3. Start a Roth IRA. Grandparents who own a Roth IRA can name their grandchildren as primary beneficiaries. While the Roth IRA will be included in the grandparent’s taxable estate and so be subject to federal estate tax, in many cases the Roth IRA will pass to the grandchildren tax free if the total estate is less than the unused portion of the unified credit. The grandchildren can then avoid the 10% early distribution penalty and withdraw earnings tax-free even if they are under age 59-1/2. (For all distributions to be tax-free, a Roth IRA must have existed for at least five years before the distribution. Otherwise the earnings that accumulate after the contribution to the Roth IRA will be taxable.) Usually the grandchild must take a distribution of the entire amount by the end of the fifth year following the previous owner’s death. But until the grandchild takes a distribution, the Roth IRA is disregarded as an asset on the FAFSA. Distributions will count as untaxed income on the FAFSA, affecting the subsequent year’s federal student aid eligibility.
4. Set up a Section 2503(c) minor’s trust. Contributions to a Sec. 2503(c) minor’s trust qualify as annual exclusion gifts, even though they’re gifts of future interests, provided the trust meets these requirements:
- Assets and income may be paid to or on behalf of the minor before age 21,
- Undistributed assets and income will be paid to the minor at age 21, and
- If the minor dies before reaching age 21, the trust assets will be included in his or her estate.

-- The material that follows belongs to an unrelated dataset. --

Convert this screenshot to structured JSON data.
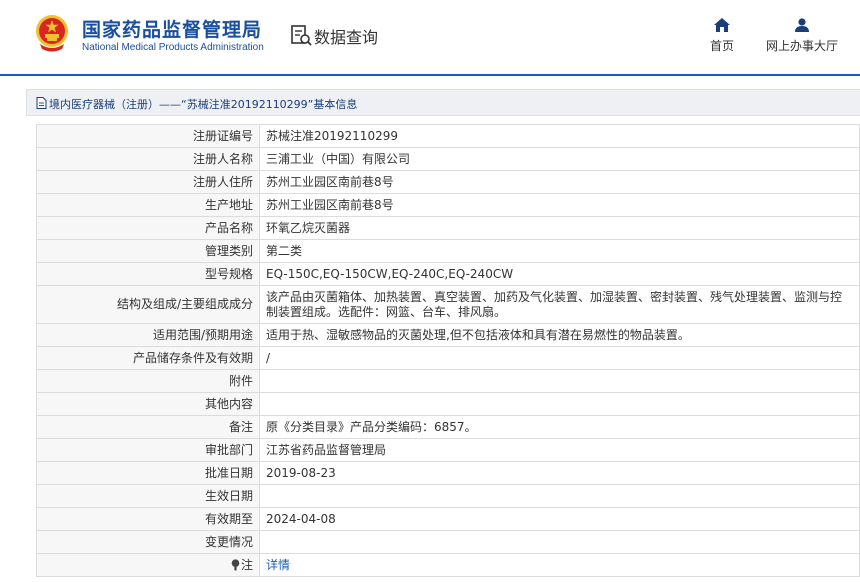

When the beneficiary turns 21, it’s possible to extend the trust by giving the minor the opportunity to withdraw the funds for a limited time. After that, contributions to the trust no longer qualify for the annual exclusion, unless you’ve designed it to convert to a Crummey trust. Then, so long as you comply with the applicable rules, gifts to the trust will qualify for the annual exclusion.
5. Create grantor and Crummey trusts. These trusts offer several important benefits. For example, they can be established for one grandchild or for multiple beneficiaries, and assets contributed to the trust, together with future appreciation, are removed from your taxable estate. In addition, the funds can be used for college expenses or for other purposes.
On the downside, for financial aid purposes a trust is considered the child’s asset, potentially reducing or eliminating the amount of aid available to him or her. So keep this in mind if your grandchild is hoping to qualify for financial aid.
Another potential downside is that trust contributions are considered taxable gifts. But you can reduce or eliminate gift taxes by using your annual exclusion (for 2014, $14,000 per recipient; $28,000 per recipient for gifts by married couples) or your lifetime exemption ($5.34 million in 2014) to fund the trust. To qualify for the annual exclusion, the beneficiary must receive a present interest. Gifts in trust are generally considered future interests, but you can convert these gifts to present interests by structuring the trust as a Crummey trust.
With a Crummey trust, each time you contribute assets, you must give the beneficiaries a brief window of time, typically 30 to 60 days, during which they may withdraw the contribution. If a Crummey trust is established for a single beneficiary, annual exclusion gifts to the trust are also GST-tax-free.
As you can see, all of these options have risks and benefits. To determine the best option for your situation, please contact my office for an appointment at (626) 385-6303. We’ll find the best path for you and your grandchildren.